Standards and conventions, or “orders,” can be helpful to working effectively, but it’s important to review those orders from time to time to see if they still apply. When a way of working gives us predictable results, we tend to want to continue to use it, even when the context changes.
For example, detailed specification might give us a certain level of comfort, even though much of the specification is speculative—or even fictional—and won’t represent the final product. Having that specification might give us the security that, even if we can’t meet a goal, we can explain why we missed it in a way that stakeholders will accept. It’s hard not to want to continue to use these survival rules as they are. As Jerry Weinberg writes in Quality Software Management: First-Order Measurement :
Survival rules are not stupid; they are simply over-generalizations of rules we once needed for survival. We don’t want to simply throw them away. Survival rules can be transformed into less powerful forms, so that we can still use their wisdom without becoming incongruent.
“Survival” sounds a bit strong until you consider that the motivation behind working a certain way is often a desire not to fail, and sometimes failing is scarier when you are not following established practices. The context behind an agile approach may be different from the context behind your current approach, and the when the context changes, the rules need to change as well.
If you are considering adopting a new approach to software development, you probably believe that your current way is not helping you reach your goals, such as time to market or quality. A key part of adopting an agile approach is to acknowledge successes and failures, analyze then, and understand how to continuously improve.
It’s important to remember three things when you are trying to be more agile:
- Agile is a system-wide change. Changing practices in one part of the development lifecycle will quickly reveal roadblocks in other parts.
- It’s important to periodically examine how well your team is doing. Iteration retrospectives are an important part of improving how you work.
- Practices that seem problematic often are not “bad,” per se; they just don’t apply to your current situation.
When you encounter your first failure, it will be very tempting to revert to old practices. But, to succeed in agile, it’s important to review your results periodically and decide what you can change to improve them. It’s difficult for people to look objectively on results without assigning blame or determining the root cause of a problem, so using lightweight, structured techniques such as those in Agile Retrospectives: Making Good Teams Great  can make it easier for teams to consider how they can improve while quelling the instinct to revert to prior work habits.
Change the Method, Change the Orders
Changing from a waterfall method to an agile method places a number of stresses on team members. During these times of stress, it’s not uncommon for teams or managers to enforce standard policies in an attempt to improve results in the short term. But, doing so will prevent the team from seeing the benefits an agile approach can bring and may cause the agile adoption to fail.
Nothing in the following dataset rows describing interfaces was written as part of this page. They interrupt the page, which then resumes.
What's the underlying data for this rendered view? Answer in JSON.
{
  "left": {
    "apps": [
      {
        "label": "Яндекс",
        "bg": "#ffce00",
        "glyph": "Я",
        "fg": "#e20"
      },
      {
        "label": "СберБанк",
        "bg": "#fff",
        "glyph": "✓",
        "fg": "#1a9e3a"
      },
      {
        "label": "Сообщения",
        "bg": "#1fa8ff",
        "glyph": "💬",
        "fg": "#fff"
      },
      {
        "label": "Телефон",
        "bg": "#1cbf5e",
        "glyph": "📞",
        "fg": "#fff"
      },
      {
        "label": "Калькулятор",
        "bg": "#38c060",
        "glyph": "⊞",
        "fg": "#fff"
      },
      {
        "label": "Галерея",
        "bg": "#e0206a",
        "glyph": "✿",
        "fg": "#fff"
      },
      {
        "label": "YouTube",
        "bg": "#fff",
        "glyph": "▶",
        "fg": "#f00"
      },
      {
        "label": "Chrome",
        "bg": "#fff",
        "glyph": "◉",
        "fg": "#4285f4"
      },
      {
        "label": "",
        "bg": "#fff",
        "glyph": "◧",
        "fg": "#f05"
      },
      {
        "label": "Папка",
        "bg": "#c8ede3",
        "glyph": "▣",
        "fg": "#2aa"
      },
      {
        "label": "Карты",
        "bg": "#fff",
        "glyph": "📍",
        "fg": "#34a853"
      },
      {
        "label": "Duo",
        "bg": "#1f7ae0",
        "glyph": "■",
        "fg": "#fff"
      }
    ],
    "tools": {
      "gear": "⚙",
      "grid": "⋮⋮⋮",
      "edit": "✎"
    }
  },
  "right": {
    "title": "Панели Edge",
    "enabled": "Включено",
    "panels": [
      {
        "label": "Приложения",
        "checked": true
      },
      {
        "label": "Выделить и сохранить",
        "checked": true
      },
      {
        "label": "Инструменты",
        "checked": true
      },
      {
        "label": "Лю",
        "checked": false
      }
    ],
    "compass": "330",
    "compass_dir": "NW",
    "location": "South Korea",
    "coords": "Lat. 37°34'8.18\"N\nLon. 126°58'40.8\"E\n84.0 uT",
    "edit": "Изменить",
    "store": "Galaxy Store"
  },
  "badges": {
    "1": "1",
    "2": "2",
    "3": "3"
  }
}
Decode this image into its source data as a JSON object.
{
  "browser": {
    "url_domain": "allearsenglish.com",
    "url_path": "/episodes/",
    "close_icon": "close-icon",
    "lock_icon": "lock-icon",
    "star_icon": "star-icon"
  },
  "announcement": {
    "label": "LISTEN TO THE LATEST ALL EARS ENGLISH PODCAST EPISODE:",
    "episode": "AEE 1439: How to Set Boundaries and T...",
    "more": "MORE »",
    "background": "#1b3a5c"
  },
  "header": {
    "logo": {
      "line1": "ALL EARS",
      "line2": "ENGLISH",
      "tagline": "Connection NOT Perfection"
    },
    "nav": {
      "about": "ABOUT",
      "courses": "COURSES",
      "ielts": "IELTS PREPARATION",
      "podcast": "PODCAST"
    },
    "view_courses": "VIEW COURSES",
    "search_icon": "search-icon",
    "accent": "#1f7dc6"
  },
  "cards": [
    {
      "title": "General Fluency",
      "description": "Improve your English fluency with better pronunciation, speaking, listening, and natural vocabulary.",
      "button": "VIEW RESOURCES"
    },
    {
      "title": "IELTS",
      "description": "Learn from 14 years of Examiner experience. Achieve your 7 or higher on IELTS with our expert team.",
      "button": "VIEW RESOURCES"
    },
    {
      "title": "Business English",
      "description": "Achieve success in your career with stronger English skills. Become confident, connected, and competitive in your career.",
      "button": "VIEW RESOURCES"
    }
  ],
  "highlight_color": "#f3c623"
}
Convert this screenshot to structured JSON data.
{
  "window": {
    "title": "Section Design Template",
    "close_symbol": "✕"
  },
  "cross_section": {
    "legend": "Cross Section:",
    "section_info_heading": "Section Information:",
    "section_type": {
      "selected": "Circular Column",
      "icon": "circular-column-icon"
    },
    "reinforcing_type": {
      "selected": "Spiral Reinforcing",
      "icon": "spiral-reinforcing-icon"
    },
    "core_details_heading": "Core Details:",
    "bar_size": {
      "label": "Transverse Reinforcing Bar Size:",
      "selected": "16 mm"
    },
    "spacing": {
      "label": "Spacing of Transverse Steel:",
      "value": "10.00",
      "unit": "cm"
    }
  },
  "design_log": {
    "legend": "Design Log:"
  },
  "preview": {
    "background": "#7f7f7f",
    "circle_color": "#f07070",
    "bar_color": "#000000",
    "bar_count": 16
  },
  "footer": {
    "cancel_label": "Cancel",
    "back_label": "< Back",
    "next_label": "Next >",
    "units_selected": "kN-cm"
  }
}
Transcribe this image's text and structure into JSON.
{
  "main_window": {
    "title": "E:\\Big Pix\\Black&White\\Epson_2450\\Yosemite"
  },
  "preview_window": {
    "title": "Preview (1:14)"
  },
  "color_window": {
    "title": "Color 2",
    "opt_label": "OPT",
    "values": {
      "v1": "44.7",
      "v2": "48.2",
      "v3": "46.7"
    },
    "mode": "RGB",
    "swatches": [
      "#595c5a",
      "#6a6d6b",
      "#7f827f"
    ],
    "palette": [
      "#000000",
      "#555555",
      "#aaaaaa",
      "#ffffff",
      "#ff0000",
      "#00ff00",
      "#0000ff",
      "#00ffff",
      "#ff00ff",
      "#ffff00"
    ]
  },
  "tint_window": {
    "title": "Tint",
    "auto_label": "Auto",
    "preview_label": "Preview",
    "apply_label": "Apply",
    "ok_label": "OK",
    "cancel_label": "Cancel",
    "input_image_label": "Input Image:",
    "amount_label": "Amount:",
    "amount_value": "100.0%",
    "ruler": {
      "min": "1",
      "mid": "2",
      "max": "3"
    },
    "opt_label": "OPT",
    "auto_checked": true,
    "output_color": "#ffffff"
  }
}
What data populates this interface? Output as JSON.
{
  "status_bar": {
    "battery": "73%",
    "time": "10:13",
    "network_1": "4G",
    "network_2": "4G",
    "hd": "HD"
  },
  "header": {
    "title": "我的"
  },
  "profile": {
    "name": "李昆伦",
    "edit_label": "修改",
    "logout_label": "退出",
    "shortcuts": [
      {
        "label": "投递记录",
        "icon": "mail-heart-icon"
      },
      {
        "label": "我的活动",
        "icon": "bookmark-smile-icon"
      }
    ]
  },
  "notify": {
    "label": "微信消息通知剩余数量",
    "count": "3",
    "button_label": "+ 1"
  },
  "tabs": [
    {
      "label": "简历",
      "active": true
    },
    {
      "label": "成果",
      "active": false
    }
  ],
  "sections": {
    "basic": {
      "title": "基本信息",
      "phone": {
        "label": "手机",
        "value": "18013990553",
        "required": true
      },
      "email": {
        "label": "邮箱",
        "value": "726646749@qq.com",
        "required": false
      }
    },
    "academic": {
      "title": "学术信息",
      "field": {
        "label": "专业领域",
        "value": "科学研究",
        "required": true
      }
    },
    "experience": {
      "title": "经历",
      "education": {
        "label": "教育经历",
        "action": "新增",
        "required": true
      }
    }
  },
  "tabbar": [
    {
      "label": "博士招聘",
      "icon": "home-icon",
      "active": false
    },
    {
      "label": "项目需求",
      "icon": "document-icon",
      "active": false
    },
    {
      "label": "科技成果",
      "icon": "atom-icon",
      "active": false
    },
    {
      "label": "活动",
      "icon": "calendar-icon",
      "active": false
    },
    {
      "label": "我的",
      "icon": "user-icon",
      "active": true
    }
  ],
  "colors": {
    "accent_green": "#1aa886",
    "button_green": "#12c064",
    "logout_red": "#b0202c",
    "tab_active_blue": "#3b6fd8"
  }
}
- Saint-Exupéry, Antoine de. The Little Prince (New York: Harcourt Brace Jovanovich, 1971).
- The Agile Manifesto
- Weinberg, Gerald M. Quality Software Management, Vol. 1 (New York: Dorset House, 1991).
- Derby, Esther and Diana Larsen. Agile Retrospectives: Making Good Teams Great (Raleigh, NC: Pragmatic Bookshelf, 2006).